____ Recorded information

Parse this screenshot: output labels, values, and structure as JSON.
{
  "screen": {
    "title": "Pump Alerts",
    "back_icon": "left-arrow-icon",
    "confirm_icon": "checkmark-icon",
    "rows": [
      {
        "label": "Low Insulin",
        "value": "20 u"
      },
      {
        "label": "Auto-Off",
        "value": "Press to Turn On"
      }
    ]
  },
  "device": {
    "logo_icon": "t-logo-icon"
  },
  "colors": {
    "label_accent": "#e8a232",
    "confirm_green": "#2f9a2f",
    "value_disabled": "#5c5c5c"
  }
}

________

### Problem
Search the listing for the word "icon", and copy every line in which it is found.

### Answer
    "back_icon": "left-arrow-icon",
    "confirm_icon": "checkmark-icon",
    "logo_icon": "t-logo-icon"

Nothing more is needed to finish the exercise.